Top of PROVIDED RECORDS

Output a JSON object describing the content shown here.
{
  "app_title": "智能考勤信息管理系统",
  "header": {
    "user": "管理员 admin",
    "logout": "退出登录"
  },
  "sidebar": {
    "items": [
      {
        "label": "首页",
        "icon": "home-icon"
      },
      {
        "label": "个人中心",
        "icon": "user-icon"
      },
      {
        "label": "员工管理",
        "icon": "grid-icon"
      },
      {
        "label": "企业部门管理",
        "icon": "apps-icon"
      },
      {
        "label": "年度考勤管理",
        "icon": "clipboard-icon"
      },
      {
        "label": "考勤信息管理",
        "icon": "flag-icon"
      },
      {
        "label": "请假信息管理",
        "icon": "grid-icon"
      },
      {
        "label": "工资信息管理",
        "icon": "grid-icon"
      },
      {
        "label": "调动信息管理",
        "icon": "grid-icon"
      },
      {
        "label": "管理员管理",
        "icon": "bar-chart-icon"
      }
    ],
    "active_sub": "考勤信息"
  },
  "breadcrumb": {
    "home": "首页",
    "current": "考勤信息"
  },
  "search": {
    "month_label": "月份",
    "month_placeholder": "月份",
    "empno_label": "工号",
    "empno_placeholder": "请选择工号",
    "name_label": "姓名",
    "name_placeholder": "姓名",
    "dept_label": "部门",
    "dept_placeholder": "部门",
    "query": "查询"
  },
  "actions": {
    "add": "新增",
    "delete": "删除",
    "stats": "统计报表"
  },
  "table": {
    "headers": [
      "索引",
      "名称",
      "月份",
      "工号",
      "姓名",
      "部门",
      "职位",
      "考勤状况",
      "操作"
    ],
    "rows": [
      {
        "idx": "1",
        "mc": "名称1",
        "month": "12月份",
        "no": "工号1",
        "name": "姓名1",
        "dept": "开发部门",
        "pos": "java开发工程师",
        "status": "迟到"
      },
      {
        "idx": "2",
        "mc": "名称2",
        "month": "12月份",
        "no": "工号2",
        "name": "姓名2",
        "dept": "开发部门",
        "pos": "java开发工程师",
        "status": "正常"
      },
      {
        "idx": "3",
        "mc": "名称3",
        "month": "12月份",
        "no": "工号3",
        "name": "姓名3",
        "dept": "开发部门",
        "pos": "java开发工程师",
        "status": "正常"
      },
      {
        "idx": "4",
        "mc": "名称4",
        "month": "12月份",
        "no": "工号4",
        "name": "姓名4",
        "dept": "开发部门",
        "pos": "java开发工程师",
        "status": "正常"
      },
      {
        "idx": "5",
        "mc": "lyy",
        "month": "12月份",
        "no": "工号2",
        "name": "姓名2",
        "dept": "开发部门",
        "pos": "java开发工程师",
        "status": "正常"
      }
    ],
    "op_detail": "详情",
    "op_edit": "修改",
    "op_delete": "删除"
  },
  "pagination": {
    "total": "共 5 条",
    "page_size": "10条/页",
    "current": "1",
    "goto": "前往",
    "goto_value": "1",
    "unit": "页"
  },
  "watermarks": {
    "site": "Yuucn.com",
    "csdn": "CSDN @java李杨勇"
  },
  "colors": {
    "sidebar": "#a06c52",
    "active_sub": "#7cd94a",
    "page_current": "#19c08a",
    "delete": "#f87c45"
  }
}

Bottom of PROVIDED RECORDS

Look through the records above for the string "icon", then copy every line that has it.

        "icon": "home-icon"
        "icon": "user-icon"
        "icon": "grid-icon"
        "icon": "apps-icon"
        "icon": "clipboard-icon"
        "icon": "flag-icon"
        "icon": "grid-icon"
        "icon": "grid-icon"
        "icon": "grid-icon"
        "icon": "bar-chart-icon"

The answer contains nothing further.